Source: AGU Advances
Every year as the austral winter sets in, frigid Antarctic air blasts the Southern Ocean. The chill dissipates the warmth of the ocean’s surface water, and cold, dense layers form in the sea’s upper reaches. Known as Subantarctic Mode Water (SAMW), the cold water body amasses north of the Antarctic Circumpolar Current before sliding north into the ocean interior.
SAMW is an essential component of the global climate system: It is critical to our understanding of climate change. As the ocean’s global conveyor belt assimilates the wintry water mass, the well-mixed water is transported into the Pacific and Indian Oceans, bringing nutrients, oxygen, and carbon—lots and lots of carbon. The Southern Ocean takes up 50% of the carbon absorbed by the world’s oceans, and models and observations show that SAMW has accumulated 20% of the ocean’s anthropogenic carbon inventory and more than half of its anthropogenic heat uptake.
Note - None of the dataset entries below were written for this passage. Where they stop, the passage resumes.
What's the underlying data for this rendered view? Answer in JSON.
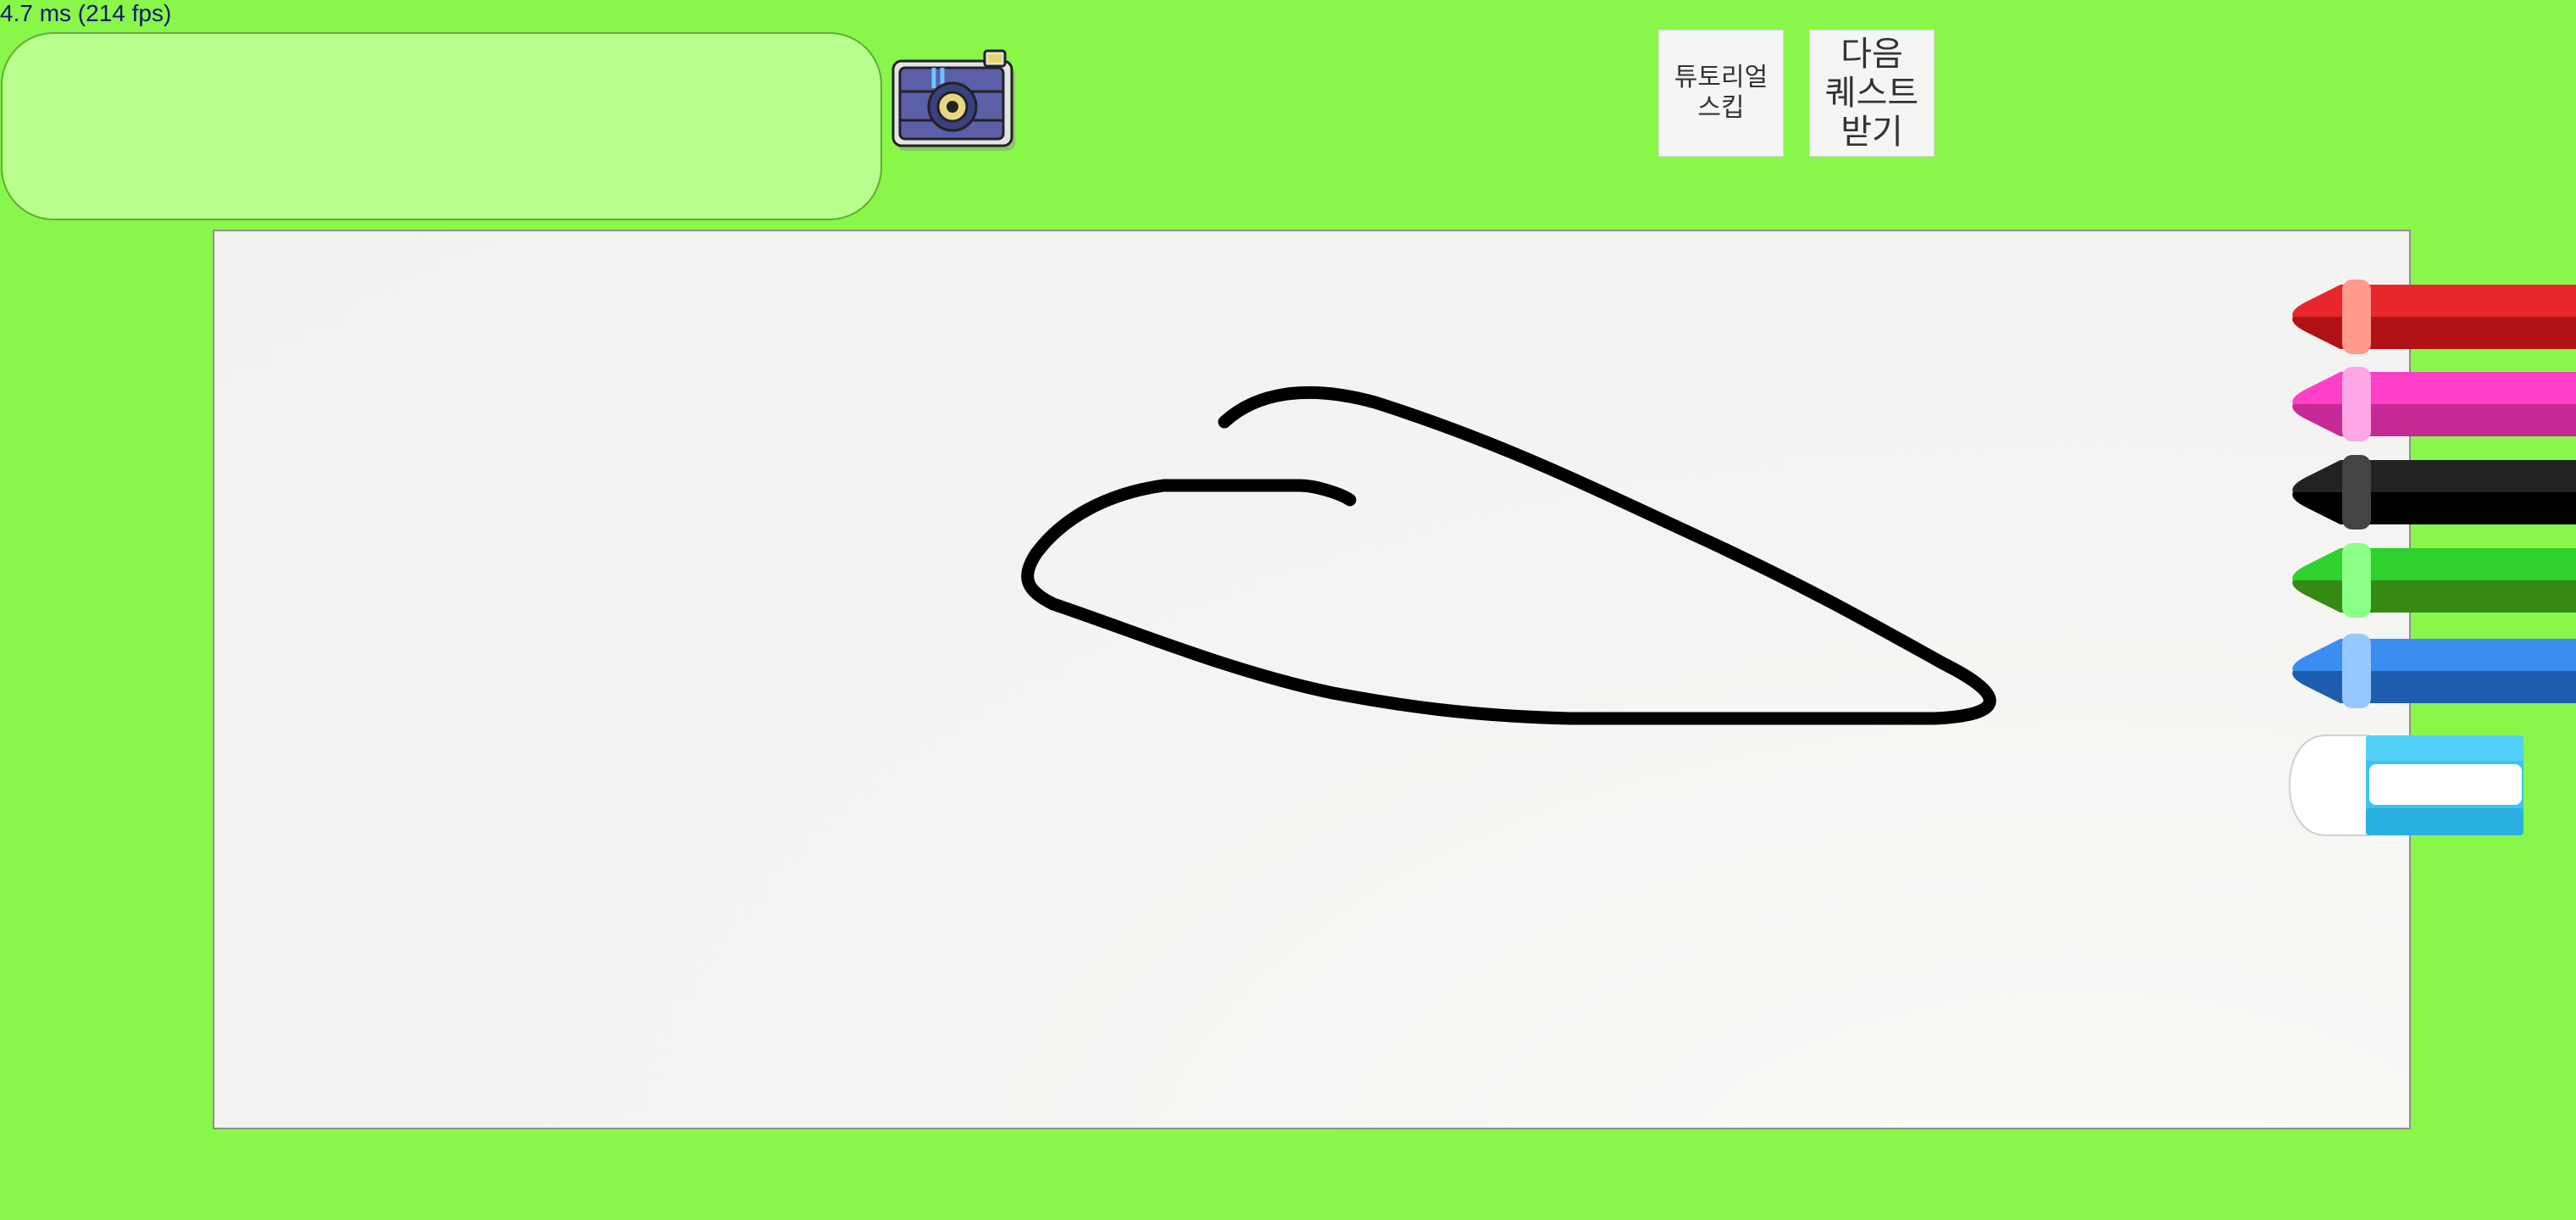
{
  "fps_readout": "4.7 ms (214 fps)",
  "quest_text": "",
  "buttons": {
    "skip_tutorial": "튜토리얼\n스킵",
    "next_quest": "다음\n퀘스트\n받기"
  },
  "icons": {
    "camera": "camera-icon",
    "eraser": "eraser-icon"
  },
  "colors": {
    "background": "#89f64a",
    "quest_box": "#b8ff8e",
    "canvas": "#f3f3f1",
    "stroke": "#000000"
  },
  "crayons": [
    {
      "name": "red",
      "body": "#e8262b",
      "shade": "#b11216",
      "band": "#ff9a8c"
    },
    {
      "name": "pink",
      "body": "#ff3fc7",
      "shade": "#c52a97",
      "band": "#ffa6e6"
    },
    {
      "name": "black",
      "body": "#222222",
      "shade": "#000000",
      "band": "#444444"
    },
    {
      "name": "green",
      "body": "#2ed12e",
      "shade": "#368a14",
      "band": "#8cff86"
    },
    {
      "name": "blue",
      "body": "#3a8ef0",
      "shade": "#1d5fae",
      "band": "#96c8ff"
    }
  ]
}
In a new study in AGU Advances, Bushinsky and Cerovečki characterize SAMW using novel data collected by the Biogeochemical Argo (BGC-Argo) float array. By characterizing the water mass’s role in nutrient export and carbon uptake, scientists can better interpret ocean measurements and models.
The array’s floating robots measure oxygen, nitrate, and pH up to 2,000 meters below the sea surface. Over 7 years, the researchers observed SAMW across its entire wintertime formation area.
The authors found that SAMW that forms in the Pacific Ocean sector is colder, fresher, and higher in oxygen, nitrate, and dissolved inorganic carbon than its Indian Ocean sector counterpart. The Pacific SAMW also displayed a seesaw pattern of variability across the years, which linked to the Southern Annual Mode and the El Niño–Southern Oscillation—the dominant climate modes of variability in this region.
In both Pacific and Indian SAMW, the biogeochemical properties depend on the density of the newly formed water. Additionally, when SAMW initially forms, it is undersaturated in oxygen. The authors believe this is related to cooling and entrainment of deep water depleted in oxygen opposing the injection of oxygen from the atmosphere.
Last, the results showed that the partial pressure of carbon dioxide was near or above atmospheric levels during SAMW formation. This revelation suggests that SAMW formation does not directly drive ocean uptake of present-day carbon dioxide; however, it may still be an overall sink of anthropogenic carbon.
SAMW plays a critical role in global climate and carbon systems. The authors note that this improved understanding of its formation and fundamental properties will have ramifications for subsurface ocean models, interpretations of ocean measurements, and, ultimately, global climate and biogeochemical models. (AGU Advances, https://doi.org/10.1029/2022AV000722, 2023)
—Aaron Sidder, Science Writer